Renovation Begins at Historic Oregon Campus

MEDFORD, Ore. — History and eco-minded construction are intersecting in east Medford, where a phased renovation is under way at Lone Pine Elementary School.

The school, which was built in the 1920s, sits on a site that has been the location of educational facilities since 1887.

Phase one of the $11.7 million overhaul, one of several remodels and expansions the school has undergone throughout its long history, included the demolition of four campus buildings.

The remaining three buildings will be retrofitted during phase two of the project, which begin this fall and includes the construction of a two-story, 22,500-square-foot classroom building; a 15,500-square-foot gymnasium and cafeteria; a remodeled school library and two remodeled classroom buildings.

“We envision a quieter, greener upper campus, taking advantage of the topography and trees to create a series of landscaped outdoor learning spaces,” says Anjail Grant, project manager with Mahlum Architects, a Seattle-based architectural firm.

The design team faced several challenges — sloping terrain, retained buildings and existing playing fields — while planning the project.

A portable acoustic wall that can be removed to accommodate up to 800 people will separate the gym/cafeteria. The facility will open onto a central courtyard and amphitheater, while sports fields sit in front of the Siskiyou Mountains to the south.

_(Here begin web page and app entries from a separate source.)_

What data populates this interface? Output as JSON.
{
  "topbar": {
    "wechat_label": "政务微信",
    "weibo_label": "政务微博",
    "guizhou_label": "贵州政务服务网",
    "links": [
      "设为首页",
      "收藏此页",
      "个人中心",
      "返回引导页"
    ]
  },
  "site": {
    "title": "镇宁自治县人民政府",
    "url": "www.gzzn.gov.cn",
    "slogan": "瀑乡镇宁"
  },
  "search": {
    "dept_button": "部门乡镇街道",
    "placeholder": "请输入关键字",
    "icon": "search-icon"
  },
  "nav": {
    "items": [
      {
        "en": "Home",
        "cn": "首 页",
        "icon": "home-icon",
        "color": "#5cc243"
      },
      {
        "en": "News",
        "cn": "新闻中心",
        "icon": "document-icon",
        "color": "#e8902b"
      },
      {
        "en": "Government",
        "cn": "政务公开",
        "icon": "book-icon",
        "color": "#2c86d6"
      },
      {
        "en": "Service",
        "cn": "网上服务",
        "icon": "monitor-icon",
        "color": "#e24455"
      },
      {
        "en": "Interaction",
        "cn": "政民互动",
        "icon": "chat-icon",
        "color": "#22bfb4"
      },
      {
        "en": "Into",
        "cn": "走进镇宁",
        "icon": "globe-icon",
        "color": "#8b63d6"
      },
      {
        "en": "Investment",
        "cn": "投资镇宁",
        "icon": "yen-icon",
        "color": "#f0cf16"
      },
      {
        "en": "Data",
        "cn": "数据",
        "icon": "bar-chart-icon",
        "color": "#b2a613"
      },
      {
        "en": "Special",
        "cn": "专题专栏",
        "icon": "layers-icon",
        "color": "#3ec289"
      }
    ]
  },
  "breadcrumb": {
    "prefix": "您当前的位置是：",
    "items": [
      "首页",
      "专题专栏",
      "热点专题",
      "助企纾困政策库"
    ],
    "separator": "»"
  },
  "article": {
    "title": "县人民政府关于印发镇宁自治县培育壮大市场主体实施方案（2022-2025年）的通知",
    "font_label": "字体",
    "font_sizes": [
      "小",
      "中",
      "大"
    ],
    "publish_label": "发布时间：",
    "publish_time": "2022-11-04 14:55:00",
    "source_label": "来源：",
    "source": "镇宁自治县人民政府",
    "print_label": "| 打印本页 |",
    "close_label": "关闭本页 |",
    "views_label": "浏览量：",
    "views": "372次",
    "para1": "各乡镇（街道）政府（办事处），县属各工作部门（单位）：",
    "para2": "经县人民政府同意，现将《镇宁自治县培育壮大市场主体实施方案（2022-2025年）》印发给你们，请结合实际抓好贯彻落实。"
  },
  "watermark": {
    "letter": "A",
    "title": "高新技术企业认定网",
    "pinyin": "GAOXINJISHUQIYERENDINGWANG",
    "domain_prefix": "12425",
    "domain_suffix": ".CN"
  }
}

“Our goal was to use the steep terrain to knit together the old and new parts of the campus into a coherent whole,” Grant says.

Green elements, such as operable windows, ventilation systems that utilize outside air, high-efficiency plumbing fixtures, natural light and infiltration planters to filter rainwater, were integrated into the project.

“There’s a strong desire for the learning environment at Lone Pine to benefit from an integrated high performance, or sustainable design,” says Mark Cork, a principal at Mahlum. “The design team has worked together to develop a building that minimizes its environmental impact and operating costs.”

The project is expected to be completed by August 2009. Adroit Construction is the builder and Architectural Design Works is the local architect working on the project.